Russia’s newest breeder reactor goes into commercial operation

beloyarskrosenergoatom The BN-800 reactor, one of Russia's two functioning breeder reactors. Credit: Rosenergoatom

Reactor No 4 of the Beloyarsk nuclear power plant in the in the Sverdlovsk region of Russia has started commercial operation, state nuclear corporation Rosatom announced Monday.

The reactor is a powerful sodium-cooled fast-breeder and its operation marks a step by Russia toward developing a closed nuclear fuel cycle, a subject of concern among some environmentalists and nonproliferation experts.

Rosatom described the achievement as “one of the most important events of the year for Russian nuclear power.”

Beloyarsk No 4 has been billed in the Russian media as being capable of using waste from traditional nuclear reactors, thus reducing the amount of radioactive waste that needs to be stored in a permanent sealed repository.

Beloyarsk 4 - 460 (Rosatom) The Beloyarsk No 4 reactor. (Photo: Rosatom)

Russian media has also touted the reactor as being capable of burning surplus Soviet weapons grade plutonium, though Rosatom has yet to endorse it for that purpose.
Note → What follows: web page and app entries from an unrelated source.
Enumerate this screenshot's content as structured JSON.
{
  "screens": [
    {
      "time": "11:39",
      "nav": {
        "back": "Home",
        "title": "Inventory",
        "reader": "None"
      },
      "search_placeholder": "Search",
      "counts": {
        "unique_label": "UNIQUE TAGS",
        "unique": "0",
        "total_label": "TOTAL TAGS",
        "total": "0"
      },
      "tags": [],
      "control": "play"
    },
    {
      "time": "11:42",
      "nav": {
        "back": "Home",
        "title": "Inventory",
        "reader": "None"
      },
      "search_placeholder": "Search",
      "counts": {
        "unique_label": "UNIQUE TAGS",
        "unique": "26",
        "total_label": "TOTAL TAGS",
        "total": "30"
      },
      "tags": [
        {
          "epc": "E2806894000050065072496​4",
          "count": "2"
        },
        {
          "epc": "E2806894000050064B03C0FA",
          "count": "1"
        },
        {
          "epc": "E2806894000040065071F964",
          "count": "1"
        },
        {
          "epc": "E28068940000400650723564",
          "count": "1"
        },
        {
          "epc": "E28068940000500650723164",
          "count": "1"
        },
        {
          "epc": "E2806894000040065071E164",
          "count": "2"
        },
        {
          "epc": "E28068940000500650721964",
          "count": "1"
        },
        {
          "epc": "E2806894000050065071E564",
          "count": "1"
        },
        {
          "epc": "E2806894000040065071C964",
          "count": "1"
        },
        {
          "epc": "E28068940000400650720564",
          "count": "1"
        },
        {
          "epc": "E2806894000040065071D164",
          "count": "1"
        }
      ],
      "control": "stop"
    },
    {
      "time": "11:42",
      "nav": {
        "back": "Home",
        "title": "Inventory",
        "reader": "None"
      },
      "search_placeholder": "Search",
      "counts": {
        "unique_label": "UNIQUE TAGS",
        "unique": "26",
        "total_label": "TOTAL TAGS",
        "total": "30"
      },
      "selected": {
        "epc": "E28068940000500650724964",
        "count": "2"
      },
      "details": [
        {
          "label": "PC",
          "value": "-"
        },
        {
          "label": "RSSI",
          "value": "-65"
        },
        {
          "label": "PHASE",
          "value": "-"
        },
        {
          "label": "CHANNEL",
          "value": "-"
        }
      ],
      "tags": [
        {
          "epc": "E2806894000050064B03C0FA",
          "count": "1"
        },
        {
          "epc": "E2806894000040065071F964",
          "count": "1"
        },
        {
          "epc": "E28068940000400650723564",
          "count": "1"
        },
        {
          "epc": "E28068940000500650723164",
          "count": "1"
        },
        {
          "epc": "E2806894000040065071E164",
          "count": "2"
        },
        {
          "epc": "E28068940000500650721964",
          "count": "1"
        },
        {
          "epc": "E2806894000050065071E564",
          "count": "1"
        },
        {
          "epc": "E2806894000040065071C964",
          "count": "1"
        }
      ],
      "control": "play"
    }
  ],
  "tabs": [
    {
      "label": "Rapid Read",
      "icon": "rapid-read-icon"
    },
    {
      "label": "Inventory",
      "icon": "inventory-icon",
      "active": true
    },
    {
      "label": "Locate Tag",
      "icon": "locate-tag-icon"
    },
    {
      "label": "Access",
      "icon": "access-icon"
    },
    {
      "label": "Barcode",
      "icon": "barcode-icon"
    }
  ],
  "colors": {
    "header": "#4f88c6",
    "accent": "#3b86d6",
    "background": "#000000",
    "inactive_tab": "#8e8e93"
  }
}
The reactor likewise receive accolades from Power, an influential industry publication in the United States, which gave the reactors isotope production and safety features high grades.

Nils Bøhmer, Bellona’s executive director and nuclear physicist said he was concerned that the reactor’s reliance on mixed uranium oxide fuel fashioned from plutonium could–if such reactors found their way to worldwide use – pose serious nuclear proliferation problems.

Bøhmer was also keeping an eye on the reactors sodium coolant system.

“Sodium is very reactive when it comes into contact with water,” he said. “Other sodium-cooled reactors have had large challenges with its coolant. This could also happen with the BN-800 reactor.

Andrey Petrov, general director of Rosatom’s civilian nuclear power plant operator subsidiary Rosenergoatom, signed the order giving permission for the start of operations of Beloyarsk’s No 4 reactor on Monday, World Nuclear News reported.

Before go-ahead from Petrov, regulator Rostekhnadzor completed all the required checks of the unit and issued a “certificate of compliance with design documentation, technical regulations and regulatory legal acts, including the requirements of energy efficiency”, Rosatom said.

The 789 MWe BN-800 Beloyarsk 4 is fuelled by a mix of uranium and plutonium oxides arranged to produce new fuel material as it burns, WNN said.

Construction of BN-800, the fourth reactor at the Beloyarsk plant, began in 1984. But it saw significant delays after the Chernobyl disaster in 1986, after which an overhaul of the reactor’s design was undertaken to boost safety. It ran into further delays when it was plagued by funding shortfalls in the wake of the Soviet collapse.

The project was reinvigorated in 2006, during a period Russian economic growth.

Beloyarsk 4’s capacity exceeds that of the world’s second most powerful fast reactor – the 560 MWe BN-600 Beloyarsk 3.

WNN reported that Beloyarsk 4 brings the total of Russia’s operating nuclear power units to 35 with a combined installed capacity of 27,127 GWe. These 35 do not include Novovoronezh 6, which is undergoing trial operation.